Firms face hefty fines for loss of personal data under GDPR, and reputational damage can reduce customer trust in the long term. Leaked proprietary information give competitors an advantage, while corrupt data can interfere with business as usual processes. Effective information security policies, combined with firm-wide cyber awareness programmes and training, can reduce the potential for data loss.
Senior buy-in is essential when considering how to leverage data across the organisation. The board will establish the data risk appetite, with senior management helping to embed accountabilities, risk management processes and best practice. Clear support from senior management will also empower the data function, ensure adequate investment and successfully integrate the data management function into the data strategy of the wider organisation.
Looking beyond policies, lifecycles and regulatory expectation, businesses and industry bodies are increasingly concerned with using data ethically. In addition to making sure use cases are ethical, applying them through automation and machine learning (ML) carry significant risks in the financial sector, with implications for fair treatment of customers, among others. In particular, creating ethical artificial intelligence is an ongoing challenge.
Used effectively, data can offer real-time business intelligence dashboards to gain greater insights into how the organisation operates. A mature data analytics model goes further than this and takes a more forward-looking approach, using data to predict and model future patterns and optimise expected outcomes. Both drive the decision-making process and must be based on consistent, good quality and reliable data.
While these tools have been around for a long time, there has been a boom in their adoption across the financial sector in recent years. They can automate essential tasks but need monitoring, with manual intervention at key control points, especially when used in decision-making processes. Machine learning and artificial intelligence activity must be explainable, repeatable, trustworthy, and ethical.
Embedding a data strategy across the organisation relies on the right data and technology architecture, with awareness programmes to upskill wider teams. This can include training on new tools to improve uptake and maximise their value, making sure people are using the tools for their intended purpose. Deriving value from data relies on a broad range of expertise across the enterprise, including technology, channels, cloud, change management, product and customer journey specialists.

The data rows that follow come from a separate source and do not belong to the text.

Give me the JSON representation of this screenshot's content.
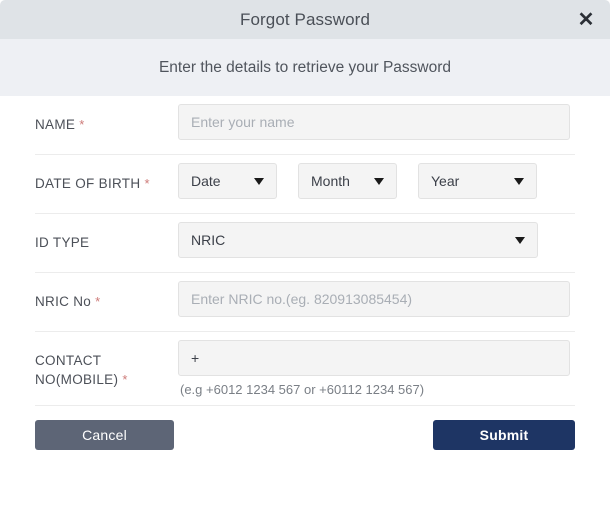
{
  "modal": {
    "title": "Forgot Password",
    "close_icon": "close-icon",
    "subtitle": "Enter the details to retrieve your Password"
  },
  "form": {
    "name": {
      "label": "NAME",
      "required_marker": "*",
      "placeholder": "Enter your name",
      "value": ""
    },
    "dob": {
      "label": "DATE OF BIRTH",
      "required_marker": "*",
      "date": {
        "selected": "Date"
      },
      "month": {
        "selected": "Month"
      },
      "year": {
        "selected": "Year"
      }
    },
    "id_type": {
      "label": "ID TYPE",
      "selected": "NRIC"
    },
    "nric_no": {
      "label": "NRIC No",
      "required_marker": "*",
      "placeholder": "Enter NRIC no.(eg. 820913085454)",
      "value": ""
    },
    "contact": {
      "label_line1": "CONTACT",
      "label_line2": "NO(MOBILE)",
      "required_marker": "*",
      "value": "+",
      "placeholder": "",
      "hint": "(e.g +6012 1234 567 or +60112 1234 567)"
    }
  },
  "footer": {
    "cancel_label": "Cancel",
    "submit_label": "Submit"
  },
  "colors": {
    "header_bg": "#dfe3e7",
    "subtitle_bg": "#eef0f4",
    "cancel_bg": "#5d6576",
    "submit_bg": "#1e3564",
    "required_red": "#cd7a78",
    "input_bg": "#f4f4f4"
  }
}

Understanding the language of data, key terminology and essential principles will embed the data strategy across the business. Data literacy needs to span from the executive level to the customer-facing teams who are keying in the data in-branch or as a relationship manager. The importance of data, from collecting high-quality information at source through to appropriate usage, must be embedded with use cases and data stories to bring the impact and benefits to life. Data literacy also leads to greater analytics skills around assessing data outputs, leading to more informed decision-making.
When developing your data strategy, it is important to start by reviewing the data framework across the business. If these building blocks are not in place, it may lead to loss of investment, unrealised goals, and greater risk. Embedding best practice across the business, and developing data literacy, can improve engagement between the wider business and the CDO. In turn, this will support change programmes and help realise value-adding data strategies to create new opportunities for growth.